The chip giant and public television say they will collaborate on producing enhanced content for 24-hour digital television broadcasts.

SAN FRANCISCO--Intel and PBS today announced they would collaborate on producing enhanced content for 24-hour digital television broadcasts.

Intel and the Public Broadcasting Service (PBS), having already teamed for the first digital television trial with supplemental content for PCs, are now slated to begin producing enhanced programs starting in April 2000. Both companies will also collaborate on developing software tools that ease the creation and reworking of digital content for use in enhanced programming.

Intel chairman Andy Grove, whose main role now is as Intel's in-house visionary, today offered attendees of the national PBS affiliate convention held here his vision of what he and others have called the "the virtuous cycle."

By creating content that takes advantage of new technology, more viewers will be compelled to watch it (and buy the needed technology), Grove said, while more advertisers will be compelled to spend money reaching that audience, resulting in more money to develop content.

So far, given the paucity of digital TV receivers that have been purchased, combining data with TV content could be an attractive alternative for broadcasters in search of an audience. Yet the question remains: What should that content be viewed on?

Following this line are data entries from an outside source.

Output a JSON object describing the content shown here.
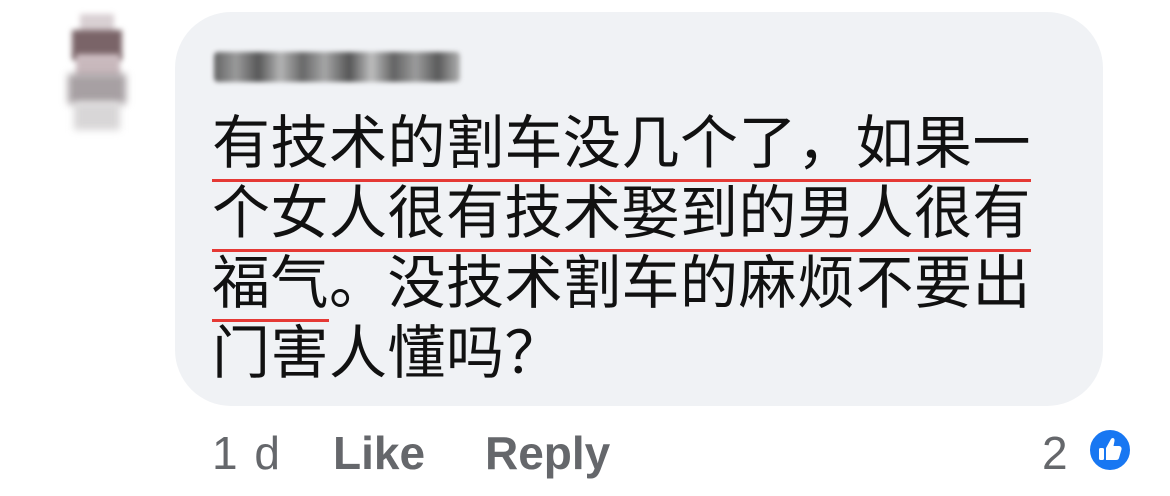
{
  "comment": {
    "author_name_obscured": "",
    "lines": [
      "有技术的割车没几个了，如果一",
      "个女人很有技术娶到的男人很有",
      "福气",
      "。没技术割车的麻烦不要出",
      "门害人懂吗？"
    ]
  },
  "actions": {
    "timestamp": "1 d",
    "like_label": "Like",
    "reply_label": "Reply",
    "reaction_count": "2",
    "reaction_icon": "thumbs-up-icon"
  },
  "colors": {
    "bubble_bg": "#f0f2f5",
    "underline": "#e53935",
    "action_text": "#65676b",
    "reaction_blue": "#1877f2"
  }
}
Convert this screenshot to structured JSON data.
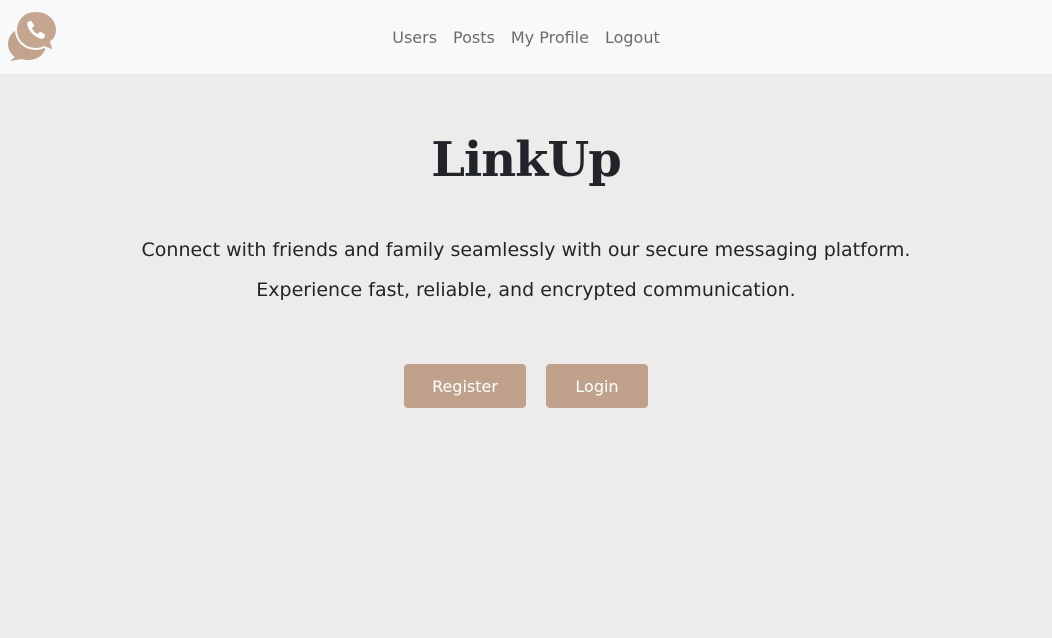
{
  "nav": {
    "logo_icon": "chat-phone-logo-icon",
    "links": [
      {
        "label": "Users"
      },
      {
        "label": "Posts"
      },
      {
        "label": "My Profile"
      },
      {
        "label": "Logout"
      }
    ]
  },
  "hero": {
    "title": "LinkUp",
    "tagline_line1": "Connect with friends and family seamlessly with our secure messaging platform.",
    "tagline_line2": "Experience fast, reliable, and encrypted communication."
  },
  "actions": {
    "register_label": "Register",
    "login_label": "Login"
  },
  "colors": {
    "navbar_bg": "#f8f9fb",
    "page_bg": "#eeecea",
    "accent": "#bfa18c",
    "text": "#212529",
    "nav_text": "#6c6c6c"
  }
}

Instead of advocating the viewing of enhanced TV through newfangled information appliances as many others are doing, Grove offered a somewhat "retro" solution: watch it on a PC. Enhanced programming, as Intel defines it here, is digital content sent in the DTV signal for playback on a PC.

Grove argued that digital television gives PBS--and other broadcasters--an opportunity to either act as a gateway to other e-commerce sites or become a virtual store themselves.

But those kinds of services are best suited to a broadband connection into the home. That changes with the move to digital television, which was designed to move massive amounts of video information over the airwaves.

"The easiest, cheapest, fastest way of reaching a large number of homes in the U.S. is with a dark horse in the race [to provide broadband into the home]: DTV signals," said Grove. "Don't hobble the dark horse by tying it to a non-existant receiver."

Grove stressed the need to take advantage of the fact that PCs can be turned into DTV receivers, he said.